Are you looking for ways to increase your revenue? Increasing sales of bicycling specific clothing and especially to women represents a big opportunity for bike shops.
How? By installing fittings rooms, or cleaning up and remodeling existing rooms and educating and training owners, managers and staff about how to integrate such spaces into your store’s sales process, conversions and close rates!
The latest research shows that the more customers entering a fitting room means more customers leaving the store with a purchase in hand!
The book local bike shops want to get – and read and make required reading for managers and staff is: Fit Happens: Analog Buying in a Digital Age by Marge Laney.
Total category sales is the metric most used by bike shops to measure and track the performance of their stores. In addition some shops also measure and track conversion, or the average ticket value of an individual transaction, and the number of items sold.
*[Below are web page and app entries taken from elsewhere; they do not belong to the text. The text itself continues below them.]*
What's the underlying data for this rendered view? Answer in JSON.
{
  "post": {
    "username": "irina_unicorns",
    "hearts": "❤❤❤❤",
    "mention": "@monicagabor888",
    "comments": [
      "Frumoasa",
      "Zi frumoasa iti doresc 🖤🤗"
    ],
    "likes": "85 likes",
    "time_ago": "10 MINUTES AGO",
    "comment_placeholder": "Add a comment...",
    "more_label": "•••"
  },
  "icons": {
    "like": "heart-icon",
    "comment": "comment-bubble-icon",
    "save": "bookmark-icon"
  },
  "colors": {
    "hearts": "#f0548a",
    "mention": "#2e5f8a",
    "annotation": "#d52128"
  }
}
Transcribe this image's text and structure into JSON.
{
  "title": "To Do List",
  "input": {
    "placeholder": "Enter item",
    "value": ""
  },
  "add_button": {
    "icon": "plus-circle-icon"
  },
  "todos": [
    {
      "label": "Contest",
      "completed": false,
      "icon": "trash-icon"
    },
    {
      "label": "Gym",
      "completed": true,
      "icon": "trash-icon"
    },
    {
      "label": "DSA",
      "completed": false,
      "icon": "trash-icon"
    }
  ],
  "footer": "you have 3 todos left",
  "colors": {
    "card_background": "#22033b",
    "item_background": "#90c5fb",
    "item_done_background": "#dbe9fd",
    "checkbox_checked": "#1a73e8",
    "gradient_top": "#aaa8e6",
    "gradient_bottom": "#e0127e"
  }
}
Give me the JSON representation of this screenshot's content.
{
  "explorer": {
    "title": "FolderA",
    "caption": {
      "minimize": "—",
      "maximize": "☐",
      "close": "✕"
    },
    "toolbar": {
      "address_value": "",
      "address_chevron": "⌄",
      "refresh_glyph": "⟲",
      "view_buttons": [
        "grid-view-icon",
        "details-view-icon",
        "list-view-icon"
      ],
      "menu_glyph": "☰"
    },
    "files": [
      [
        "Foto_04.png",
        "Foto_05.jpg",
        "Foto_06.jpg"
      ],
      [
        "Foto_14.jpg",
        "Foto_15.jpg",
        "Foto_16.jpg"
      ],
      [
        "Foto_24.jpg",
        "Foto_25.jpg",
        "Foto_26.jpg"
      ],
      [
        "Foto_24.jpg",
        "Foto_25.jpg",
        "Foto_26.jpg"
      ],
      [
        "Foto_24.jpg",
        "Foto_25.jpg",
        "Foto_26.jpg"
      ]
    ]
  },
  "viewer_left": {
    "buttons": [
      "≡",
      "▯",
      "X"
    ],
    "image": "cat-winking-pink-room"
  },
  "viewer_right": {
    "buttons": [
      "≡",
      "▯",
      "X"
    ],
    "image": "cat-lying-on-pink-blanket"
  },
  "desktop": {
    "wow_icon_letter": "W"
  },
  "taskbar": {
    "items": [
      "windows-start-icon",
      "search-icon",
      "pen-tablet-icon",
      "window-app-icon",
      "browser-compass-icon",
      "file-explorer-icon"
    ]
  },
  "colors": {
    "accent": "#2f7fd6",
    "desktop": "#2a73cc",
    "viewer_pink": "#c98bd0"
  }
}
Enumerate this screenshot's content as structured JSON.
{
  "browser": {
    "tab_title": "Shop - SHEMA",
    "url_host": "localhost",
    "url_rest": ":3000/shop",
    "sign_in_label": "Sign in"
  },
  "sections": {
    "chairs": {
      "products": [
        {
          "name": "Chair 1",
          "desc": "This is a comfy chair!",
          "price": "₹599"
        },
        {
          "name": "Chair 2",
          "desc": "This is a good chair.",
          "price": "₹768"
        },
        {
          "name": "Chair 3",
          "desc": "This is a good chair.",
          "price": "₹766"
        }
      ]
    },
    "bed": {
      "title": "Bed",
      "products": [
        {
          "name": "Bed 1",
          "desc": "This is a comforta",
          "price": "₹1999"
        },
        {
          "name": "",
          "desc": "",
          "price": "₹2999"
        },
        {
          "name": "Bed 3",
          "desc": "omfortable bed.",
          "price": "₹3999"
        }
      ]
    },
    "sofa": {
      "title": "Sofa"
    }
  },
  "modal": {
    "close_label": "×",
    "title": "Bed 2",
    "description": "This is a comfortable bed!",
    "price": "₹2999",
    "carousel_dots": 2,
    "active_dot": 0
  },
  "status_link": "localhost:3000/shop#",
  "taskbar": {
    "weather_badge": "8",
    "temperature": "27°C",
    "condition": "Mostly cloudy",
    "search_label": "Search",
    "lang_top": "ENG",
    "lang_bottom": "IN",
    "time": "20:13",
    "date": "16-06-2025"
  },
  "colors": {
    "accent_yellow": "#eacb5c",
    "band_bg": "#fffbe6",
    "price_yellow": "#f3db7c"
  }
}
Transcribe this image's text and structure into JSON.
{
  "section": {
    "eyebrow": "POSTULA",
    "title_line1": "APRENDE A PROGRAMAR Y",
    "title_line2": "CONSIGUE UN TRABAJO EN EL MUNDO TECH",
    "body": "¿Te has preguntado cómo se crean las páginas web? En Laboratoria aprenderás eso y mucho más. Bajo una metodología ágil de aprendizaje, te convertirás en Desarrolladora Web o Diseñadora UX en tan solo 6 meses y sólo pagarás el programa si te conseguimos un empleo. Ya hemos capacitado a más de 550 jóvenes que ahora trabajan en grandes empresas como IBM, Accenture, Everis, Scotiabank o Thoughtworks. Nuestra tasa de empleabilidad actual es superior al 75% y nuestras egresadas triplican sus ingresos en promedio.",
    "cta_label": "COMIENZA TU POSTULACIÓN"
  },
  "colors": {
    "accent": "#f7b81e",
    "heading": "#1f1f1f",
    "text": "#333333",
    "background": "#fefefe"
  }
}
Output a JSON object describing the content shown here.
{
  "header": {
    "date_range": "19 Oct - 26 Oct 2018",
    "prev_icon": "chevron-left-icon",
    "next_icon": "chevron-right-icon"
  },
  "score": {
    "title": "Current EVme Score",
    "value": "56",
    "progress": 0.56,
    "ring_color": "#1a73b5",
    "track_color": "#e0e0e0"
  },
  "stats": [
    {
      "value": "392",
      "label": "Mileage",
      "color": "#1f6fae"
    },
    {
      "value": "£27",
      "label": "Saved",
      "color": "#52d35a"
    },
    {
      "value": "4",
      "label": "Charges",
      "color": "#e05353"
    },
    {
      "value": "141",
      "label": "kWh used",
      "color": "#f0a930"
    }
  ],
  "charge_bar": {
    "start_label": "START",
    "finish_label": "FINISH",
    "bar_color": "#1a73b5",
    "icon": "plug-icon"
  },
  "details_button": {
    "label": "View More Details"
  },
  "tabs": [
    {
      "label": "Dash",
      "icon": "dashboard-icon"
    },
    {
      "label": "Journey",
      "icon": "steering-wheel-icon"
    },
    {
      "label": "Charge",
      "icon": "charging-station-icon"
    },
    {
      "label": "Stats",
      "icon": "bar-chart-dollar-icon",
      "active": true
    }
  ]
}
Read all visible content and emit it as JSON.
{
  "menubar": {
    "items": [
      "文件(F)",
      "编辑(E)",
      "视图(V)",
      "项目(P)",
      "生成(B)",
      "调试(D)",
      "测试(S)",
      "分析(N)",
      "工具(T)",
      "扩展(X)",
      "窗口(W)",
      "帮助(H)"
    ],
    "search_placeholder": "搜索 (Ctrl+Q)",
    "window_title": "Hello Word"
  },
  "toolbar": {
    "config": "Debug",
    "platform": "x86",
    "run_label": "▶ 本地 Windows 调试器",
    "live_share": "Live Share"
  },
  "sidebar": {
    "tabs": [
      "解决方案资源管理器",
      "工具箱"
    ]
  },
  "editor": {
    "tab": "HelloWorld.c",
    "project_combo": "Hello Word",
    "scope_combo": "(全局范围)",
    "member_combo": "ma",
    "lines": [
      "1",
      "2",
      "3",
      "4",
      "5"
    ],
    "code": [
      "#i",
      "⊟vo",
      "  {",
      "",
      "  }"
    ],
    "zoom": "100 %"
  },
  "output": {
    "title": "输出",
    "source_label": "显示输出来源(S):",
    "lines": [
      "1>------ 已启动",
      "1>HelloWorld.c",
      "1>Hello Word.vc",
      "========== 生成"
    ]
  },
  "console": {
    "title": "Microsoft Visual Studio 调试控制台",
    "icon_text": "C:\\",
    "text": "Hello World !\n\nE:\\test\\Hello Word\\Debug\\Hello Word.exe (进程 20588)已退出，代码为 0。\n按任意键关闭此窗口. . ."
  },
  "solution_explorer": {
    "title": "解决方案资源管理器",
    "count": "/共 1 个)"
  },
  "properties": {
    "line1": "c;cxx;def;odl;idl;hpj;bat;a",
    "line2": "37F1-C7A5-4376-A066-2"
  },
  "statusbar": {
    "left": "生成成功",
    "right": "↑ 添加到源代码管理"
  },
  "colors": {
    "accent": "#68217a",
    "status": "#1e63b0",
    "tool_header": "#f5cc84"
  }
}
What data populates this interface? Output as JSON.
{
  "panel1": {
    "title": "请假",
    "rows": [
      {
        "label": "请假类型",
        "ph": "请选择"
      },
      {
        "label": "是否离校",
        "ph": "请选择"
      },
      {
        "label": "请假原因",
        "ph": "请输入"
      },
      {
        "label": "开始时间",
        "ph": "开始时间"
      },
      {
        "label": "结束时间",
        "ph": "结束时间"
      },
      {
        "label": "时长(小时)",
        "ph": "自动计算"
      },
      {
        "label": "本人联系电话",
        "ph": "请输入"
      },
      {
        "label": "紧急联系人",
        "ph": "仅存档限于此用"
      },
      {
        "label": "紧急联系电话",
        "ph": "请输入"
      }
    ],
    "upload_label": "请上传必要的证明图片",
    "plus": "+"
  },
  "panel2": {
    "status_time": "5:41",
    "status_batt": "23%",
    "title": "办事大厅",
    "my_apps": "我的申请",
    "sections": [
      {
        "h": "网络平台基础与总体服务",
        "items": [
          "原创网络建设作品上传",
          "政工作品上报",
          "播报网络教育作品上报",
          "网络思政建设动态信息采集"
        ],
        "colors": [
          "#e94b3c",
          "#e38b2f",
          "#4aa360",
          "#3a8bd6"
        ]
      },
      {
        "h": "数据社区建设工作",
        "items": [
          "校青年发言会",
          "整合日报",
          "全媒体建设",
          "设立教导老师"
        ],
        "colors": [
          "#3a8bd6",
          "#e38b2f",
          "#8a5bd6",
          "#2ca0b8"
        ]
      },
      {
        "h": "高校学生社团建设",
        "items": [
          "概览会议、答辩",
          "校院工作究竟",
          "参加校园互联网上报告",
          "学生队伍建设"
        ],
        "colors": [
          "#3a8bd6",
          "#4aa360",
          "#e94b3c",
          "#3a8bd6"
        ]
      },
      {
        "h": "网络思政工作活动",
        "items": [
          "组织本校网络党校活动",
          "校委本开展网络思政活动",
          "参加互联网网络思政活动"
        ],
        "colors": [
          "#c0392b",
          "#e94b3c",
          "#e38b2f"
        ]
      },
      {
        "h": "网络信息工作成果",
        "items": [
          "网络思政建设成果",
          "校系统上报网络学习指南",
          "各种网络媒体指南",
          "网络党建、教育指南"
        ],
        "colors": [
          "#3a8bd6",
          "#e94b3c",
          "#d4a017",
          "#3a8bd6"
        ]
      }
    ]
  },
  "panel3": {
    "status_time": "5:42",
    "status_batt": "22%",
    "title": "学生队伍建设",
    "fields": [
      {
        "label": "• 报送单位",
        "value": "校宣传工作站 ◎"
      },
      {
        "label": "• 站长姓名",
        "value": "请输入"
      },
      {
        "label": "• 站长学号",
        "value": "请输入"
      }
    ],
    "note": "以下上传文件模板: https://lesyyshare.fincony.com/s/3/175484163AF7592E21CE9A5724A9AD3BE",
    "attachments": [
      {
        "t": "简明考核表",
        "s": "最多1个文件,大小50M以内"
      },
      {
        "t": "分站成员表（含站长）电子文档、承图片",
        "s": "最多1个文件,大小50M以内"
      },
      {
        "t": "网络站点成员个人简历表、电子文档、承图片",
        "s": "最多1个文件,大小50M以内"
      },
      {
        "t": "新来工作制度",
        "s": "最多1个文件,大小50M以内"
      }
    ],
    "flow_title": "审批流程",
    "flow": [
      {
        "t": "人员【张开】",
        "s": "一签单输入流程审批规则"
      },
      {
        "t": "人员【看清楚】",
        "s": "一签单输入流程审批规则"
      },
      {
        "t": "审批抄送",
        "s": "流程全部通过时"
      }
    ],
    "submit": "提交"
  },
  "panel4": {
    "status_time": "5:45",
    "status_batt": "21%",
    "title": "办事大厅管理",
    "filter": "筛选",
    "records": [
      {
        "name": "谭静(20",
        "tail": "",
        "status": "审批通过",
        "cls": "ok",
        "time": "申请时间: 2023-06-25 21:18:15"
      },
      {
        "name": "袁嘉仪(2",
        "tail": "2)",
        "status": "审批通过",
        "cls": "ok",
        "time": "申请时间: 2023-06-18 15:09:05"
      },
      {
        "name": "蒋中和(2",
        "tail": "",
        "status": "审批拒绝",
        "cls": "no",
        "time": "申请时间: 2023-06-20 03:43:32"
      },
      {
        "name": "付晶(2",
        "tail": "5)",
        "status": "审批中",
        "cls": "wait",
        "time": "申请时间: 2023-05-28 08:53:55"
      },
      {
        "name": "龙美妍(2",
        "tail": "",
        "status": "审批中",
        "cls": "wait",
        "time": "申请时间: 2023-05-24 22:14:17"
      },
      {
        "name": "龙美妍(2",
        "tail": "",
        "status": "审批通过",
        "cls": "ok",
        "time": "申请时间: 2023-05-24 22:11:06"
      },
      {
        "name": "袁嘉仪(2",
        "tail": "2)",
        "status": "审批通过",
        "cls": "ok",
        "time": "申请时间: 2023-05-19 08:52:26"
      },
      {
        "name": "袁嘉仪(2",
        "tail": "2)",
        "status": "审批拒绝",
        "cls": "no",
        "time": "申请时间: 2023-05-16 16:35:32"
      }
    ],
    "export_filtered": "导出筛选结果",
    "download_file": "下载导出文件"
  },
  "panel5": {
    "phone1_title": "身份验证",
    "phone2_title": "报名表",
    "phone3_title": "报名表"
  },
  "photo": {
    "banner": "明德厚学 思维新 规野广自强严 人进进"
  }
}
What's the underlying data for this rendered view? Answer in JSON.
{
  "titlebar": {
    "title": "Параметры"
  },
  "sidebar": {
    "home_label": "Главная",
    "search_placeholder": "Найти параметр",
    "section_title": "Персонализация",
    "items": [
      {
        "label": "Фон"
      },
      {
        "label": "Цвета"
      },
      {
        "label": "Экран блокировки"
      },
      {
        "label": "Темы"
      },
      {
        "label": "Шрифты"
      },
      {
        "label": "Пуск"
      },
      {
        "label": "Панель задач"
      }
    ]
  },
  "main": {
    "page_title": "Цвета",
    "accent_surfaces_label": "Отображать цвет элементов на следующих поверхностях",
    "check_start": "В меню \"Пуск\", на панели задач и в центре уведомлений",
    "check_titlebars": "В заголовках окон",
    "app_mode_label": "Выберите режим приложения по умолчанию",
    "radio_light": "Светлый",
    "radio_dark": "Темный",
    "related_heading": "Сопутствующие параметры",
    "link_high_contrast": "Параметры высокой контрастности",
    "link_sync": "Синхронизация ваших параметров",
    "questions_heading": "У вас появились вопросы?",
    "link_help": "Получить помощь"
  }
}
According to Laney a recent study commissioned by Alert Tech11 revealed two fitting room variables that play a significant role in increasing all of these metrics:” (1) the percent of total store traffic that enters each fitting room and (2) the number of associate engagements initiated by the customer.”
You and your staff focusing on getting customers into the fitting room and engaging with them while they are making their buying decisions will, the research shows, positively impact conversion and close rates and build loyalty and repeat business..
We know, or should know that women shop differently than men. Women and a growing number of men have to try-on apparel selections in order to make buying decisions.
According to Laney: “They will do that in the least painful way possible, whether in-store or at home. Retailers should embrace this idea and make their fitting room environments match their selling environments.”
A few years ago I was visiting a bike shop with a female colleague. The owner asked our opinion about what he should do to improve his store. Without hesitation my colleague said: “Your fitting rooms are down-right scary and women won’t go in them – so it is no wonder you are complaining about your stores inability to sell clothing to women.”
I won’t go into details, but the daughter of the owner said: “I have been telling my father to clean up and remodel the fitting rooms if he wants to increase clothing sales.”
Treating fitting rooms as an integral part of your stores environment adds continuity to the apparel buying process and increases the likelihood that the customer will feel comfortable in using your fitting room, which increases the probability that they will buy.
The shop owner that we visited took my colleagues advice and completely remodeled and modernized his stores fitting rooms – and reported an immediate increase in clothing sales.
When clothing shoppers make their buying decisions in the fitting room, it’s more profitable for the store and more efficient and enjoyable for the customers, which in turn builds customer loyalty and positive word-of-mouth.
Accordingly, it is in your best interest to invest in the quality of your fitting room experience. When the fitting room experience reflects your store’s commitment to customer-centric excellence, shoppers will be more likely to take advantage of the fitting room experience and make more purchases.
The challenge is to create an experience that results in more sales and more loyal customers while educating and training – because you and your staff are the key to making the fitting room experience happen.
Integrate your fitting room into your customer service and sales process to connect with a shopper on the sales floor when you see her holding clothing items she’s considering, with an invitation such as “May I check to see if the fitting room is available for you?” This engages the customer and encourages her to commit to the next step—trying-on the apparel item(s).
Encouraging more shoppers to enter the fitting room is critical to the whole process. It is especially important in conversion, where the research found that even a small increase in the number of shoppers who enter a fitting room increases the likelihood of a sale
For those of you that are thinking, or actually saying out-loud: I don’t have the space for a fitting room”…I suggest you take a look at your clothing sales and then your overall revenue and calculate what an increase of 10 to 15 percent in clothing sales will mean to your bottom line.
If the increase is interesting, or even compelling, start to plan a remodel of your store – no matter how small your square footage – to include a well lighted, cheerful fitting room with a full length mirror, a hanging rack for clothing and a chair!
Increasing your bike shop’s revenue and profitability from the sales of clothing should be the focus of your fitting room strategy!
Jay Townley is a bicycle industry veteran with years of analytical experience of sales trends. Find out more about Jay here or visit the www.gluskintownleygroup.com